February 05, 2001, 9:29 AM — Suppliers thathave been locked out of the e-marketplace because of technological barriers can bring their selling business online with hosted software from Trigo Technologies that lets suppliers manage their online channels and interact with e-procurement systems.
The company unveiled the Trigo Enterprise Platform last week and announced its involvement in Ariba's Supplier Hub Program. Trigo is one of seven companies that joined Ariba to open the e-commerce door to suppliers. With software such as Trigo's, suppliers won't have to worry about connecting with buyers. Instead, they can focus on their core business: selling their products.
Whit Andrews, an analyst with the market research firm Gartner Group, says Trigo is filling a need that will increase as more companies buy online.
"There is clearly a need. There is clearly pain," Andrews says. "For better or for worse, supplier enablement is a market the buy-side vendors and e-marketplace vendors such as Commerce One and Ariba essentially ignored until last year."
Trigo CEOTom Reilly says the companywants to address that imbalance, not only by providing a method of connecting with multiple buyers and e-procurement systems, but also by letting suppliers managetheir online channels with the same profitability they do offline.
Trigo is offering the product in an application service provider model, in which companies can get up and running quickly without the time and costs associated with implementing the software in-house.
The Trigo Enterprise Platform is built on an open API and is based on technologies such as Java and XML. It is hosted at a NaviSite data center and is presented with a browser front-end.
The platform supports four software components that not only allow suppliers to connect with a range of buyers and integrate their legacy applications, but also let users track and analyze sales, provide customized catalogs to specific customers and activate alerts when catalogs are published or orders are received.
Other companies offer similar features, "but not as cleanly and with as much automated support," says Laurie Orlov, an analyst with the market research firm Forrester Research. "Trigo supports both the aggregation of content, plus the syndication and role management for multiple destinations."
An e-business report released last week by Forrester and the National Association of Purchasing Management found that while Internet adoption is just beginning, a majority of companies plan to buy online.

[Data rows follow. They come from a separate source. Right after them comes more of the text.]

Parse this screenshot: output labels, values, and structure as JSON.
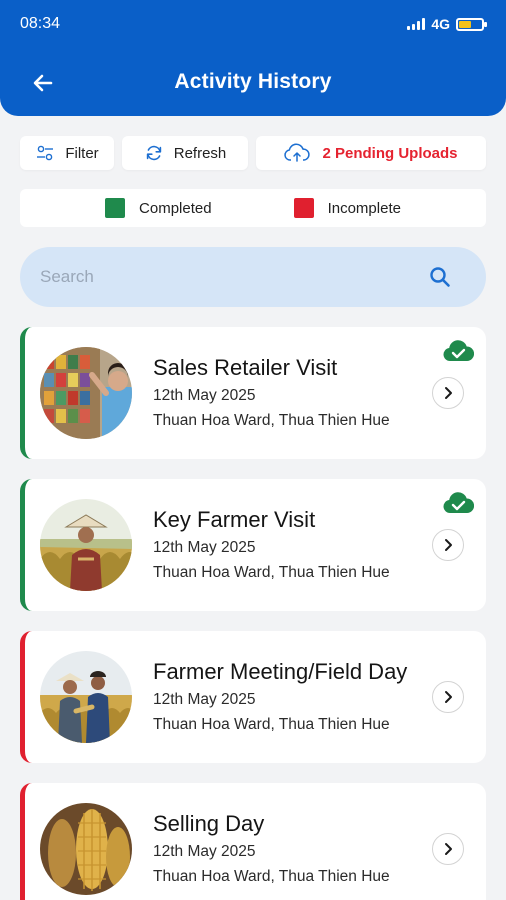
{
  "status_bar": {
    "time": "08:34",
    "network": "4G"
  },
  "header": {
    "title": "Activity History"
  },
  "toolbar": {
    "filter_label": "Filter",
    "refresh_label": "Refresh",
    "pending_label": "2 Pending Uploads"
  },
  "legend": {
    "completed_label": "Completed",
    "incomplete_label": "Incomplete",
    "completed_color": "#1f8a4c",
    "incomplete_color": "#e0202f"
  },
  "search": {
    "placeholder": "Search",
    "value": ""
  },
  "activities": [
    {
      "title": "Sales Retailer Visit",
      "date": "12th May 2025",
      "location": "Thuan Hoa Ward, Thua Thien Hue",
      "status": "completed",
      "uploaded": true
    },
    {
      "title": "Key Farmer Visit",
      "date": "12th May 2025",
      "location": "Thuan Hoa Ward, Thua Thien Hue",
      "status": "completed",
      "uploaded": true
    },
    {
      "title": "Farmer Meeting/Field Day",
      "date": "12th May 2025",
      "location": "Thuan Hoa Ward, Thua Thien Hue",
      "status": "incomplete",
      "uploaded": false
    },
    {
      "title": "Selling Day",
      "date": "12th May 2025",
      "location": "Thuan Hoa Ward, Thua Thien Hue",
      "status": "incomplete",
      "uploaded": false
    }
  ],
  "colors": {
    "primary": "#0a5fc8",
    "search_bg": "#d5e5f7",
    "pending_text": "#e52330",
    "upload_ok": "#1f8a4c"
  }
}
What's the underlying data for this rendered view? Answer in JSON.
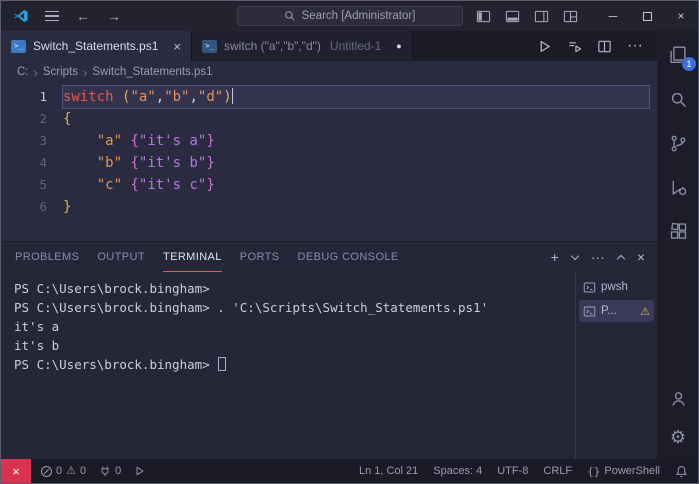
{
  "icons": {
    "back": "←",
    "forward": "→",
    "minimize": "─",
    "close": "×",
    "more": "···",
    "plus": "+",
    "modified_dot": "●",
    "warning": "⚠",
    "gear": "⚙",
    "breadcrumb_sep": "›",
    "braces": "{}",
    "ps_glyph": ">_"
  },
  "title_bar": {
    "search_text": "Search [Administrator]"
  },
  "tabs": [
    {
      "label": "Switch_Statements.ps1"
    },
    {
      "label": "switch (\"a\",\"b\",\"d\")",
      "secondary": "Untitled-1"
    }
  ],
  "breadcrumb": [
    "C:",
    "Scripts",
    "Switch_Statements.ps1"
  ],
  "editor": {
    "lines": [
      {
        "num": "1",
        "current": true,
        "tokens": [
          [
            "kw",
            "switch"
          ],
          [
            "pl",
            " "
          ],
          [
            "br1",
            "("
          ],
          [
            "str",
            "\"a\""
          ],
          [
            "pl",
            ","
          ],
          [
            "str",
            "\"b\""
          ],
          [
            "pl",
            ","
          ],
          [
            "str",
            "\"d\""
          ],
          [
            "br1",
            ")"
          ]
        ]
      },
      {
        "num": "2",
        "current": false,
        "tokens": [
          [
            "br1",
            "{"
          ]
        ]
      },
      {
        "num": "3",
        "current": false,
        "tokens": [
          [
            "pl",
            "    "
          ],
          [
            "str",
            "\"a\""
          ],
          [
            "pl",
            " "
          ],
          [
            "br2",
            "{"
          ],
          [
            "str2",
            "\"it's a\""
          ],
          [
            "br2",
            "}"
          ]
        ]
      },
      {
        "num": "4",
        "current": false,
        "tokens": [
          [
            "pl",
            "    "
          ],
          [
            "str",
            "\"b\""
          ],
          [
            "pl",
            " "
          ],
          [
            "br2",
            "{"
          ],
          [
            "str2",
            "\"it's b\""
          ],
          [
            "br2",
            "}"
          ]
        ]
      },
      {
        "num": "5",
        "current": false,
        "tokens": [
          [
            "pl",
            "    "
          ],
          [
            "str",
            "\"c\""
          ],
          [
            "pl",
            " "
          ],
          [
            "br2",
            "{"
          ],
          [
            "str2",
            "\"it's c\""
          ],
          [
            "br2",
            "}"
          ]
        ]
      },
      {
        "num": "6",
        "current": false,
        "tokens": [
          [
            "br1",
            "}"
          ]
        ]
      }
    ]
  },
  "panel": {
    "tabs": [
      {
        "label": "PROBLEMS",
        "active": false
      },
      {
        "label": "OUTPUT",
        "active": false
      },
      {
        "label": "TERMINAL",
        "active": true
      },
      {
        "label": "PORTS",
        "active": false
      },
      {
        "label": "DEBUG CONSOLE",
        "active": false
      }
    ],
    "terminal_lines": [
      {
        "text": "PS C:\\Users\\brock.bingham>",
        "cursor": false
      },
      {
        "text": "PS C:\\Users\\brock.bingham> . 'C:\\Scripts\\Switch_Statements.ps1'",
        "cursor": false
      },
      {
        "text": "it's a",
        "cursor": false
      },
      {
        "text": "it's b",
        "cursor": false
      },
      {
        "text": "PS C:\\Users\\brock.bingham> ",
        "cursor": true
      }
    ],
    "terminal_list": [
      {
        "label": "pwsh",
        "warning": false,
        "selected": false
      },
      {
        "label": "P...",
        "warning": true,
        "selected": true
      }
    ]
  },
  "activity": {
    "badge": "1"
  },
  "status_bar": {
    "errors": "0",
    "warnings": "0",
    "ports": "0",
    "line_col": "Ln 1, Col 21",
    "spaces": "Spaces: 4",
    "encoding": "UTF-8",
    "eol": "CRLF",
    "language": "PowerShell"
  }
}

But the report's authors note that suppliers have a lot of work to do to meet the online needs and expectations of buyers.
The Trigo Enterprise Platform will be available Feb. 1, Reilly says. The cost ranges from $25,000 to $75,000 plus setup fees.